The posttest given at the end of six weeks by the elementary education professor showed that he had very nearly done exactly that. The A.R.I. was once again used. Since Jim was no longer striving for a high oral reading rate it took about two hours to reach his frustrational level. One break was taken,more for the professor than for the student. Jim scored higher on the graded paragraphs than on the isolated word lists, showing that he had learned to use contextual clues. His instructional level was seventh grade and frustrational level was eighth grade. He had gained six years growth in reading in six weeks.'
Some modifiers and disclaimers would be appropriate at this point. First of all, the eighth grade frustrational level obtained may have been from shutting Jim down a little early. He was not at frustration on comprehension and was actually one word recognition error short of frustration at the eighth grade level. Given the proximity to frustration, however, the testing was stopped. In fairness to Jim's teachers of the previous eleven years, it may have been that the skills that Jim evidenced on the posttest were skills that he had learned before, but had forgotten in the rush to show a high oral reading rate in front of his peers. The favorable affective climate generated by the tutor may have unleashed some of this pent-up knowledge. His oral reading rate on the ARI during the posttest rarely went above 100 words per minute. On the posttest, Jim showed a much more balanced approach to word attack skills, trying sight word recognition first, then phonics, then reading several words past the problem word for context clues, and then using structural analysis. He was not allowed to use a dictionary while taking the A.R.I. But now, at least, he has more flexibility at word attack than he had had before.
It could not be said that the things that worked so well for this Indian boy would work for every student. But this incident does show what a little knowledge of the language-acquistion process and a lot of motivation can do.

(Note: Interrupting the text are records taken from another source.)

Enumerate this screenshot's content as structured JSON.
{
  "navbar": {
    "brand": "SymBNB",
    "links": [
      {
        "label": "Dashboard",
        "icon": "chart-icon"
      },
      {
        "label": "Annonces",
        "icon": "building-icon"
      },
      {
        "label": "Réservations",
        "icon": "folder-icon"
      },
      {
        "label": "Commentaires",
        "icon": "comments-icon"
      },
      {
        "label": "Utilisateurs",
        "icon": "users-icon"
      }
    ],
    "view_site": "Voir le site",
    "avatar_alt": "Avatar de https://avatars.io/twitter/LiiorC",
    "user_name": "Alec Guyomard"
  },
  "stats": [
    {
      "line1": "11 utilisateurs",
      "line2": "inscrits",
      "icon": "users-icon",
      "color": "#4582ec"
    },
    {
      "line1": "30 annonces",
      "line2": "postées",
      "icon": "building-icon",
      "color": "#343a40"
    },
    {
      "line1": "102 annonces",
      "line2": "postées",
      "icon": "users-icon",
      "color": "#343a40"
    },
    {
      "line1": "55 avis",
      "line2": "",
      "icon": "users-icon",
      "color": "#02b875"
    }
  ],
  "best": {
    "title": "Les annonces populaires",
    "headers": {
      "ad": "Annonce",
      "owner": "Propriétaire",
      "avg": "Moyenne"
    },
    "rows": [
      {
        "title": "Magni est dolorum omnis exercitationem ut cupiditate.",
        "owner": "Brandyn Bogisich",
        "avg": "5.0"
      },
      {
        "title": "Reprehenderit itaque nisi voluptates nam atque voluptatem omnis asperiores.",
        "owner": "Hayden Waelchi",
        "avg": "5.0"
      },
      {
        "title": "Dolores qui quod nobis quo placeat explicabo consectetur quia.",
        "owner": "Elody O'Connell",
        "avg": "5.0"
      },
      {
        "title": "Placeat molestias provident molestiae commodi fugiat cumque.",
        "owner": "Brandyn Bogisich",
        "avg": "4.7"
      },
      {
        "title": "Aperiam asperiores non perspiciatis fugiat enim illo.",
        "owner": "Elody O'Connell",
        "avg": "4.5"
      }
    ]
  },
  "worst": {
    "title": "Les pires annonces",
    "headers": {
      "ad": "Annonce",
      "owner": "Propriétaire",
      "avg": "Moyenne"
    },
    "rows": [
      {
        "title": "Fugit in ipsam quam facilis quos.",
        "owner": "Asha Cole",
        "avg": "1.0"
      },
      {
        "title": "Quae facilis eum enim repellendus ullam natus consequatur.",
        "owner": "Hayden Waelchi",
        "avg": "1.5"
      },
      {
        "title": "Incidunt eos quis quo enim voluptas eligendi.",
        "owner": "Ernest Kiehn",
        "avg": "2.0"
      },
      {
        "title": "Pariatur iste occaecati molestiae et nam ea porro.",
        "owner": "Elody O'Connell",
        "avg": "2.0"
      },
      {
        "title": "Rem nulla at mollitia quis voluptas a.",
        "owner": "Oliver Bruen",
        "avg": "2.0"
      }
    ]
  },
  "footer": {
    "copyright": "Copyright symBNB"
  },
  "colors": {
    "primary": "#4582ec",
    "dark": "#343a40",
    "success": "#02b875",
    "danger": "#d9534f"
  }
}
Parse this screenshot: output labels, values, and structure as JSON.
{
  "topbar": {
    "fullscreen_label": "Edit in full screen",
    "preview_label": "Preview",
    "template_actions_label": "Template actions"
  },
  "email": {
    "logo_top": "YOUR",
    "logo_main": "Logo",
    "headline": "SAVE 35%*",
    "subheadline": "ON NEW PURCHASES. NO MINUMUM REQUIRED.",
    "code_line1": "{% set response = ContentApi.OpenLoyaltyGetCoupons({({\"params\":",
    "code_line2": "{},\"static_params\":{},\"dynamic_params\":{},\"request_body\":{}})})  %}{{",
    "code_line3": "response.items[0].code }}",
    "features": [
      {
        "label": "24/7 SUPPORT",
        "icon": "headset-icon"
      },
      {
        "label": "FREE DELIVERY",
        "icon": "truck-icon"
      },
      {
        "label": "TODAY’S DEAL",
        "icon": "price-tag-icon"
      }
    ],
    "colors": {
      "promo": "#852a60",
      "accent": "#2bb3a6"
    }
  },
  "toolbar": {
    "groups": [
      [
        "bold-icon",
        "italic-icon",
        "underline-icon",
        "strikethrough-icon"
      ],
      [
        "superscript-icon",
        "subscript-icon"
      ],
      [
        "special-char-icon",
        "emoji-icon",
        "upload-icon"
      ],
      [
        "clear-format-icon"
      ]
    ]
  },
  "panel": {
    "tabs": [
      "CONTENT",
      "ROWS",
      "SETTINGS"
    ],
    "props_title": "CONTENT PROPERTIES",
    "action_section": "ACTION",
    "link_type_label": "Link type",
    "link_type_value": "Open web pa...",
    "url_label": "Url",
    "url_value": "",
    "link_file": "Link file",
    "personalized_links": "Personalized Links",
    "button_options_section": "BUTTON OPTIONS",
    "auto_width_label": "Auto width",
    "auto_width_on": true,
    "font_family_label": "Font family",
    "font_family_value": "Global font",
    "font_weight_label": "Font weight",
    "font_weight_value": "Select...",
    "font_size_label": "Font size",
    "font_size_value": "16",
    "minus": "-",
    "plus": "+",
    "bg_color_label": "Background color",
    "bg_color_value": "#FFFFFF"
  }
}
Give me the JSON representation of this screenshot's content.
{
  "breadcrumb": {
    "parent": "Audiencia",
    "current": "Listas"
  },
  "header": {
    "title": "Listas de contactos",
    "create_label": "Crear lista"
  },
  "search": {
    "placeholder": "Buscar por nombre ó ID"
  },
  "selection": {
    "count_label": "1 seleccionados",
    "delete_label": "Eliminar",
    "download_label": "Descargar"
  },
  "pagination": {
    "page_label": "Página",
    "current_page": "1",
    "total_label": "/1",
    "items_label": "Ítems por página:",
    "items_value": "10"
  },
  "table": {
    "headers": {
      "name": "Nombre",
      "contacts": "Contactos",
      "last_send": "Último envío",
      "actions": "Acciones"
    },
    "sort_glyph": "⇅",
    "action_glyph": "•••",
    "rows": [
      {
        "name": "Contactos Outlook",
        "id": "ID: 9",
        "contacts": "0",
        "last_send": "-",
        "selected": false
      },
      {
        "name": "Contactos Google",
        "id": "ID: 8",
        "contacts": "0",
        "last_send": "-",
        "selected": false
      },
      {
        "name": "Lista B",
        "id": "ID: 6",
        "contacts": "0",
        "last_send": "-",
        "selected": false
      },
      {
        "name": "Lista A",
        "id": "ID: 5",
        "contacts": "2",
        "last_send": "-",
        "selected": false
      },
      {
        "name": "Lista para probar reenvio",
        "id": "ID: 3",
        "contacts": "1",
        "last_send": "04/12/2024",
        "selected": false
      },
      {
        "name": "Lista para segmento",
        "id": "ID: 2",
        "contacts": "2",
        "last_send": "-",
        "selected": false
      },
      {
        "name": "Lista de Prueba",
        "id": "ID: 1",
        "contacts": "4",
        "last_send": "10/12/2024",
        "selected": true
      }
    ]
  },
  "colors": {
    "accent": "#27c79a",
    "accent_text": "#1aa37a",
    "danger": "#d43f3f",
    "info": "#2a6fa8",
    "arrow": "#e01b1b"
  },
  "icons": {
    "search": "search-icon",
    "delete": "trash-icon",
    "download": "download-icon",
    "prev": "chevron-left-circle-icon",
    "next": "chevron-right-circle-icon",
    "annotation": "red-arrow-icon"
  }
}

The above post was co-written some years ago, when I was teaching at SOSU.  I was the tutor mentioned above.  Having never taken any classes in teaching reading, or in elementary education, I was nevertheless able to work with this young man successfully, thanks to the help I received from my co-authors.  While I was teaching full-time there during the school year, I worked during the summer as a tutor.